→ **INSTRUCTIONS FOR THE TASK**
As you work through the listing below, copy each line exactly and drop the images.

→ **DATASET RECORDS**
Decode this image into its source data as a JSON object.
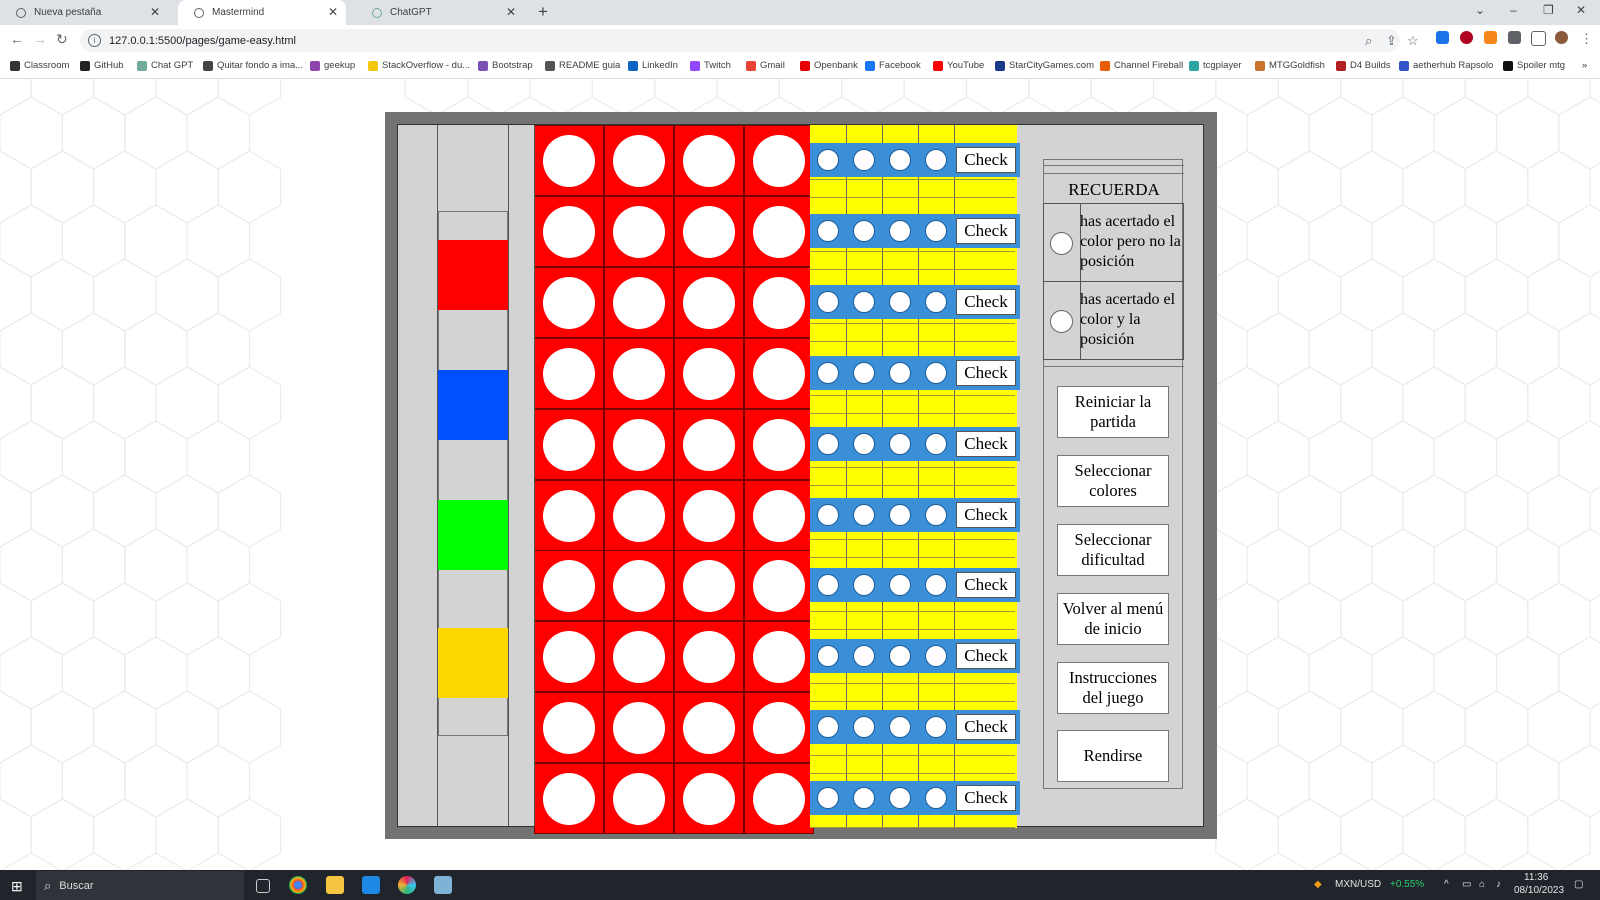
{
  "browser": {
    "tabs": [
      {
        "label": "Nueva pestaña",
        "active": false
      },
      {
        "label": "Mastermind",
        "active": true
      },
      {
        "label": "ChatGPT",
        "active": false
      }
    ],
    "url": "127.0.0.1:5500/pages/game-easy.html",
    "bookmarks": [
      {
        "label": "Classroom",
        "color": "#333333"
      },
      {
        "label": "GitHub",
        "color": "#222222"
      },
      {
        "label": "Chat GPT",
        "color": "#74aa9c"
      },
      {
        "label": "Quitar fondo a ima...",
        "color": "#444444"
      },
      {
        "label": "geekup",
        "color": "#8e44ad"
      },
      {
        "label": "StackOverflow - du...",
        "color": "#f2c811"
      },
      {
        "label": "Bootstrap",
        "color": "#7952b3"
      },
      {
        "label": "README guia",
        "color": "#555555"
      },
      {
        "label": "LinkedIn",
        "color": "#0a66c2"
      },
      {
        "label": "Twitch",
        "color": "#9146ff"
      },
      {
        "label": "Gmail",
        "color": "#ea4335"
      },
      {
        "label": "Openbank",
        "color": "#e60000"
      },
      {
        "label": "Facebook",
        "color": "#1877f2"
      },
      {
        "label": "YouTube",
        "color": "#ff0000"
      },
      {
        "label": "StarCityGames.com",
        "color": "#1a3a8a"
      },
      {
        "label": "Channel Fireball",
        "color": "#e85d04"
      },
      {
        "label": "tcgplayer",
        "color": "#2aa5a0"
      },
      {
        "label": "MTGGoldfish",
        "color": "#c8742c"
      },
      {
        "label": "D4 Builds",
        "color": "#b22222"
      },
      {
        "label": "aetherhub Rapsolo",
        "color": "#3355cc"
      },
      {
        "label": "Spoiler mtg",
        "color": "#111111"
      }
    ]
  },
  "game": {
    "palette": [
      {
        "name": "red",
        "color": "#ff0000"
      },
      {
        "name": "blue",
        "color": "#0050ff"
      },
      {
        "name": "green",
        "color": "#00ff00"
      },
      {
        "name": "yellow",
        "color": "#ffd700"
      }
    ],
    "rows": [
      {
        "check_label": "Check"
      },
      {
        "check_label": "Check"
      },
      {
        "check_label": "Check"
      },
      {
        "check_label": "Check"
      },
      {
        "check_label": "Check"
      },
      {
        "check_label": "Check"
      },
      {
        "check_label": "Check"
      },
      {
        "check_label": "Check"
      },
      {
        "check_label": "Check"
      },
      {
        "check_label": "Check"
      }
    ],
    "recuerda": {
      "title": "RECUERDA",
      "items": [
        {
          "text": "has acertado el color pero no la posición"
        },
        {
          "text": "has acertado el color y la posición"
        }
      ]
    },
    "buttons": {
      "restart": "Reiniciar la partida",
      "select_colors": "Seleccionar colores",
      "select_difficulty": "Seleccionar dificultad",
      "main_menu": "Volver al menú de inicio",
      "instructions": "Instrucciones del juego",
      "surrender": "Rendirse"
    }
  },
  "taskbar": {
    "search_placeholder": "Buscar",
    "currency": "MXN/USD",
    "currency_change": "+0.55%",
    "time": "11:36",
    "date": "08/10/2023"
  }
}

→ **YOUR SOLUTION**
Decode this image into its source data as a JSON object.
{
  "browser": {
    "tabs": [
      {
        "label": "Nueva pestaña",
        "active": false
      },
      {
        "label": "Mastermind",
        "active": true
      },
      {
        "label": "ChatGPT",
        "active": false
      }
    ],
    "url": "127.0.0.1:5500/pages/game-easy.html",
    "bookmarks": [
      {
        "label": "Classroom",
        "color": "#333333"
      },
      {
        "label": "GitHub",
        "color": "#222222"
      },
      {
        "label": "Chat GPT",
        "color": "#74aa9c"
      },
      {
        "label": "Quitar fondo a ima...",
        "color": "#444444"
      },
      {
        "label": "geekup",
        "color": "#8e44ad"
      },
      {
        "label": "StackOverflow - du...",
        "color": "#f2c811"
      },
      {
        "label": "Bootstrap",
        "color": "#7952b3"
      },
      {
        "label": "README guia",
        "color": "#555555"
      },
      {
        "label": "LinkedIn",
        "color": "#0a66c2"
      },
      {
        "label": "Twitch",
        "color": "#9146ff"
      },
      {
        "label": "Gmail",
        "color": "#ea4335"
      },
      {
        "label": "Openbank",
        "color": "#e60000"
      },
      {
        "label": "Facebook",
        "color": "#1877f2"
      },
      {
        "label": "YouTube",
        "color": "#ff0000"
      },
      {
        "label": "StarCityGames.com",
        "color": "#1a3a8a"
      },
      {
        "label": "Channel Fireball",
        "color": "#e85d04"
      },
      {
        "label": "tcgplayer",
        "color": "#2aa5a0"
      },
      {
        "label": "MTGGoldfish",
        "color": "#c8742c"
      },
      {
        "label": "D4 Builds",
        "color": "#b22222"
      },
      {
        "label": "aetherhub Rapsolo",
        "color": "#3355cc"
      },
      {
        "label": "Spoiler mtg",
        "color": "#111111"
      }
    ]
  },
  "game": {
    "palette": [
      {
        "name": "red",
        "color": "#ff0000"
      },
      {
        "name": "blue",
        "color": "#0050ff"
      },
      {
        "name": "green",
        "color": "#00ff00"
      },
      {
        "name": "yellow",
        "color": "#ffd700"
      }
    ],
    "rows": [
      {
        "check_label": "Check"
      },
      {
        "check_label": "Check"
      },
      {
        "check_label": "Check"
      },
      {
        "check_label": "Check"
      },
      {
        "check_label": "Check"
      },
      {
        "check_label": "Check"
      },
      {
        "check_label": "Check"
      },
      {
        "check_label": "Check"
      },
      {
        "check_label": "Check"
      },
      {
        "check_label": "Check"
      }
    ],
    "recuerda": {
      "title": "RECUERDA",
      "items": [
        {
          "text": "has acertado el color pero no la posición"
        },
        {
          "text": "has acertado el color y la posición"
        }
      ]
    },
    "buttons": {
      "restart": "Reiniciar la partida",
      "select_colors": "Seleccionar colores",
      "select_difficulty": "Seleccionar dificultad",
      "main_menu": "Volver al menú de inicio",
      "instructions": "Instrucciones del juego",
      "surrender": "Rendirse"
    }
  },
  "taskbar": {
    "search_placeholder": "Buscar",
    "currency": "MXN/USD",
    "currency_change": "+0.55%",
    "time": "11:36",
    "date": "08/10/2023"
  }
}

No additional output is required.